Anyone caught over the legal alcohol limit when driving will be banned from driving for at least 12 months, and fined up to £5,000. You can also be given between three to 11 penalty driving points. And you could be sent to prison for up to six months. Imprisonment, the period of disqualification, size of fine and penalty points depend on the seriousness of the offence8.
If you’re caught drink driving more than once in a 10 year period, you’ll be banned for at least three years.
- Arrange within your group of friends who's going to be the designated driver. A designated driver is the person who abstains from alcohol on a night out so they can drive the rest of their group of friends home safely.
- If you live somewhere with good public transport links – take advantage of them. If you’re planning on staying out beyond the last train, tube or bus, make sure you’ve got a couple of taxi numbers.
- If you have no option but to drive, stick to zero alcohol beers, mocktails or standard soft drinks.
- Not every night out has to involve a bar or pub - book a table at a restaurant or try one of our alcohol-free nights on the town ideas.
- Find out if you are safe to drive the morning after drinking.
- For more information about the drink driving limit in Scotland visit the Don’t Risk It campaign site.
- Find out about drink driving penalties
- Get the facts on alcohol and accidents
- Think! Road Safety campaign website
- The Institute of Alcohol Studies’ factsheet on Drinking and Driving
- 1) (2) Gov.uk website. Reported Road Casualties in Great Britain: 2014 annual Report (published in September 2015). Available at: https://www.gov.uk/government/statistics/reported-road-casualties-great-britain-annual-report-2014
(3) (4) (5) (6) Gov.uk website. The drink drive limit. Last reviewed: 28/1/2015. Available at: https://www.gov.uk/drink-drive-limit
- (7) C. Fernando Valenzuela. ‘Alcohol and Nerotrasmitter Interactions’, Alcohol Health & Research World.

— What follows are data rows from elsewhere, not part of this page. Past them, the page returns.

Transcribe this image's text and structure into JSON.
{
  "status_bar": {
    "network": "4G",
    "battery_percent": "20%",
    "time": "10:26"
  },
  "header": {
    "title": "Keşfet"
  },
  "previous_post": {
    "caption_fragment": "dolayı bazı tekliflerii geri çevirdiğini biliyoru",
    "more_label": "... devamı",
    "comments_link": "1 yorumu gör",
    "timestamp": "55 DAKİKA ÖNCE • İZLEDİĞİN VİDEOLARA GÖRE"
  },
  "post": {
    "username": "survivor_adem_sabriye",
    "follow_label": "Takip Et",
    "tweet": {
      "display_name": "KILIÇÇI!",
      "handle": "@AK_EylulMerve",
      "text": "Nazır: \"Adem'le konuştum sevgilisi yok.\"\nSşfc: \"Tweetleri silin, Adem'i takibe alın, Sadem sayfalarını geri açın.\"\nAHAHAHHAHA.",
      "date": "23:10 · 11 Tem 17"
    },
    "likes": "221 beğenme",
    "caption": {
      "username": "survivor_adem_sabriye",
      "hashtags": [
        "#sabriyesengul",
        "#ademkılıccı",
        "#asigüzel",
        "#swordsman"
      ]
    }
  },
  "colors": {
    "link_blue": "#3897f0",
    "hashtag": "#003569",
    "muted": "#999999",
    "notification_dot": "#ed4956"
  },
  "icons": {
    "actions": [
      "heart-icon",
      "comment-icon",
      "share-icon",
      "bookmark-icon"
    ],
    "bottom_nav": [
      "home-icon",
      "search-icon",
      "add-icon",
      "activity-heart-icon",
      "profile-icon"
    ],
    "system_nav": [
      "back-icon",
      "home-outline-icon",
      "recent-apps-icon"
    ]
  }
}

Available at: http://pubs.niaaa.nih.gov/publications/arh21-2/144.pdf
- (8) Gov.uk website. Penalties and the Highway Code. Last reviewed: 2/10/2015. Available at: https://www.gov.uk/highway-code-penalties/penalty-table